On Friday, 26 March 2021, our colleague Tomas Hermansson presented and defended his thesis for the degree of Doctor of Philosophy “Computational Methods for Design, Planning and Verification regarding Deformable 1D Objects”.
The industry of today is focused on using virtual tools in the realization of new products. As late changes in a design and planning concept can be extremely costly, there are many benefits to discovering and addressing problems as early as possible: fewer iterations between the different product realization phases and shorter lead-times, reduced numbers of physical prototypes and test series, fewer on-line adjustments in the production system and, in the end, a product of a higher quality.
A topic of special interest is design, planning and verification regarding deformable 1D objects, such as electrical cables, wiring harnesses, hoses, pipes and tubes. These objects are geometrically characterized as one-dimensional (1D) in the sense that one dimension is significantly larger than the other two. Therefore, they usually exhibit large deformations when subject to external forces and moments, which may cause quality problems and unexpected geometrical interference between objects both in production and during the life-span of a product. Hence, it is of great industrial impact if problems with deformation can be addressed early in the virtual product realization process.
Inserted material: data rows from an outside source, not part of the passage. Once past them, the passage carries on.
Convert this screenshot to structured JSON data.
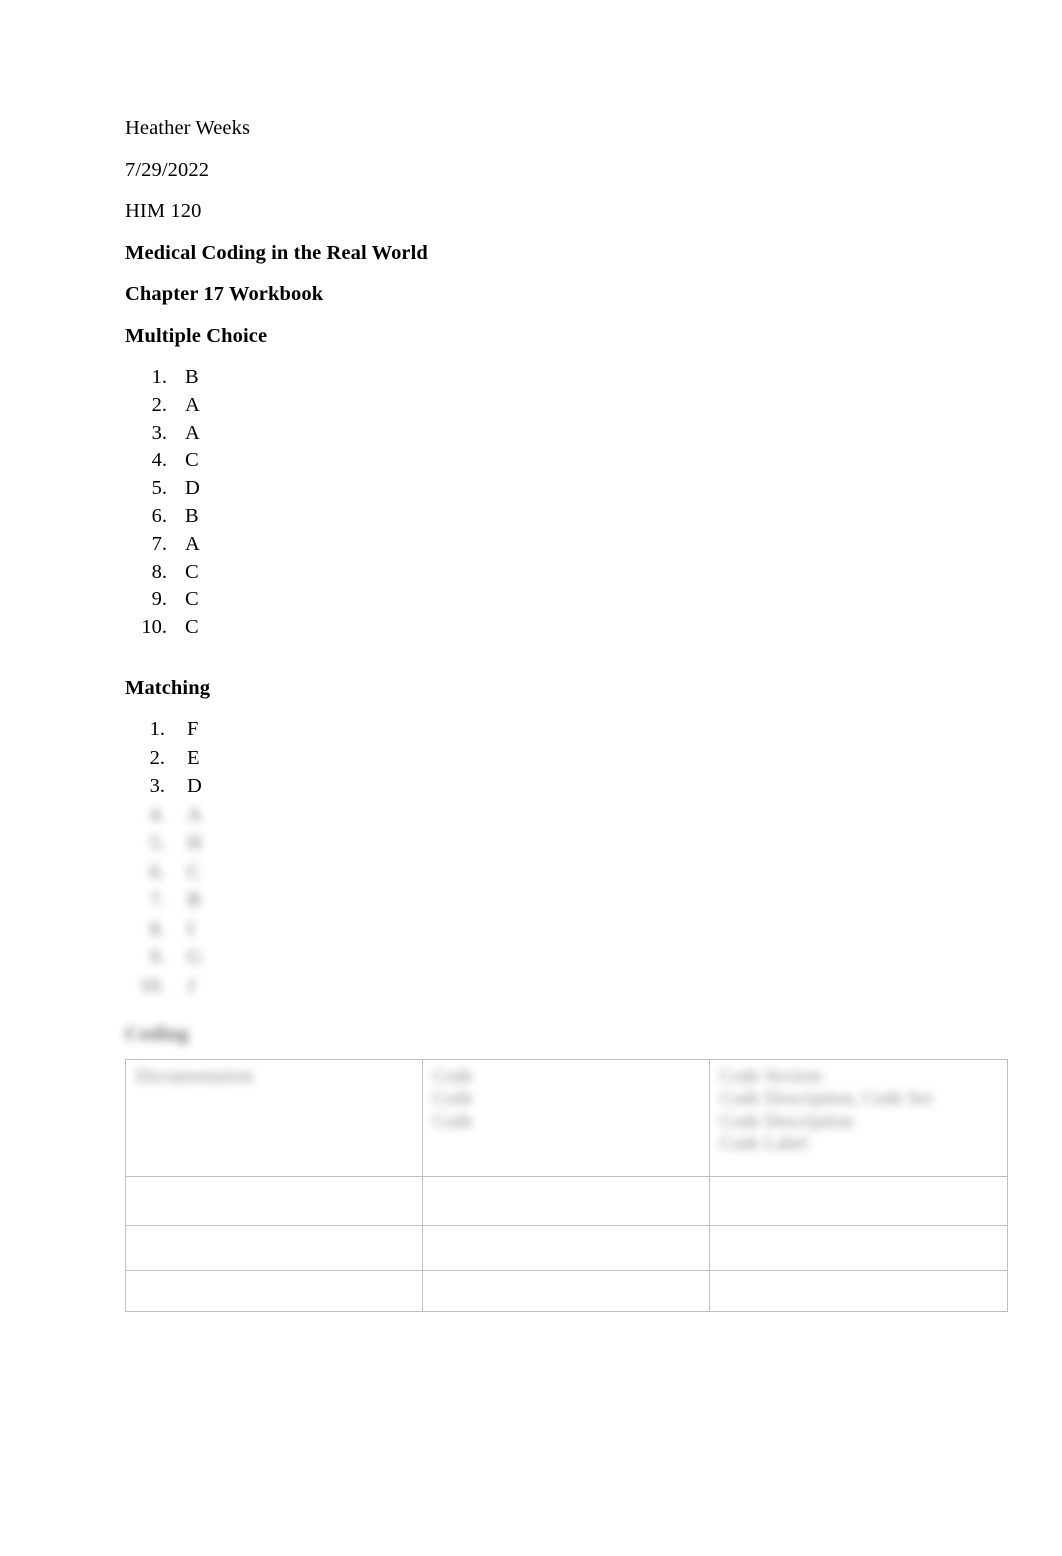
{
  "document": {
    "author": "Heather Weeks",
    "date": "7/29/2022",
    "course": "HIM 120",
    "title": "Medical Coding in the Real World",
    "subtitle": "Chapter 17 Workbook"
  },
  "sections": {
    "multiple_choice": {
      "heading": "Multiple Choice",
      "items": [
        {
          "num": "1.",
          "answer": "B"
        },
        {
          "num": "2.",
          "answer": "A"
        },
        {
          "num": "3.",
          "answer": "A"
        },
        {
          "num": "4.",
          "answer": "C"
        },
        {
          "num": "5.",
          "answer": "D"
        },
        {
          "num": "6.",
          "answer": "B"
        },
        {
          "num": "7.",
          "answer": "A"
        },
        {
          "num": "8.",
          "answer": "C"
        },
        {
          "num": "9.",
          "answer": "C"
        },
        {
          "num": "10.",
          "answer": "C"
        }
      ]
    },
    "matching": {
      "heading": "Matching",
      "items": [
        {
          "num": "1.",
          "answer": "F",
          "legible": true
        },
        {
          "num": "2.",
          "answer": "E",
          "legible": true
        },
        {
          "num": "3.",
          "answer": "D",
          "legible": true
        },
        {
          "num": "4.",
          "answer": "A",
          "legible": false
        },
        {
          "num": "5.",
          "answer": "H",
          "legible": false
        },
        {
          "num": "6.",
          "answer": "C",
          "legible": false
        },
        {
          "num": "7.",
          "answer": "B",
          "legible": false
        },
        {
          "num": "8.",
          "answer": "I",
          "legible": false
        },
        {
          "num": "9.",
          "answer": "G",
          "legible": false
        },
        {
          "num": "10.",
          "answer": "J",
          "legible": false
        }
      ]
    },
    "coding": {
      "heading": "Coding",
      "table": {
        "rows": [
          {
            "cells": [
              {
                "lines": [
                  "Documentation"
                ]
              },
              {
                "lines": [
                  "Code",
                  "",
                  "Code",
                  "Code"
                ]
              },
              {
                "lines": [
                  "Code Section",
                  "Code Description, Code Set",
                  "Code Description",
                  "Code Label"
                ]
              }
            ]
          },
          {
            "cells": [
              {
                "lines": [
                  ""
                ]
              },
              {
                "lines": [
                  ""
                ]
              },
              {
                "lines": [
                  ""
                ]
              }
            ]
          },
          {
            "cells": [
              {
                "lines": [
                  ""
                ]
              },
              {
                "lines": [
                  ""
                ]
              },
              {
                "lines": [
                  ""
                ]
              }
            ]
          },
          {
            "cells": [
              {
                "lines": [
                  ""
                ]
              },
              {
                "lines": [
                  ""
                ]
              },
              {
                "lines": [
                  ""
                ]
              }
            ]
          }
        ]
      }
    }
  }
}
This thesis presents five computational methods for design, planning and verification regarding deformable 1D objects. The first two methods are targeted at routing design, i.e. finding a reference design and a routed configuration: one method for objects such as cables that may be significantly deformed due to gravity in their routed configurations and another method for preformed hoses that are not significantly deformed. The third method is in fact a methodology for performing variation analysis that in particular includes a method for generating tolerance envelopes. The fourth method is aimed at assembly verification, whereas the fifth method is aimed at production planning by performing path optimization for an industrial robot with a deformable dress pack. In summary, the methods allow for automatically finding a routed design, verifying the routed design with respect to both geometrical variation and assembly and improving operations in production with respect to deformation.
The main research challenge in developing the methods is to combine simulation of deformable 1D objects with iterative algorithms for path planning, variation simulation and optimization. For this purpose, a discrete Cosserat rod model is used to enable efficient and accurate computations of large deformations.
We congratulate Tomas and look forward to keep working with him here at FCC!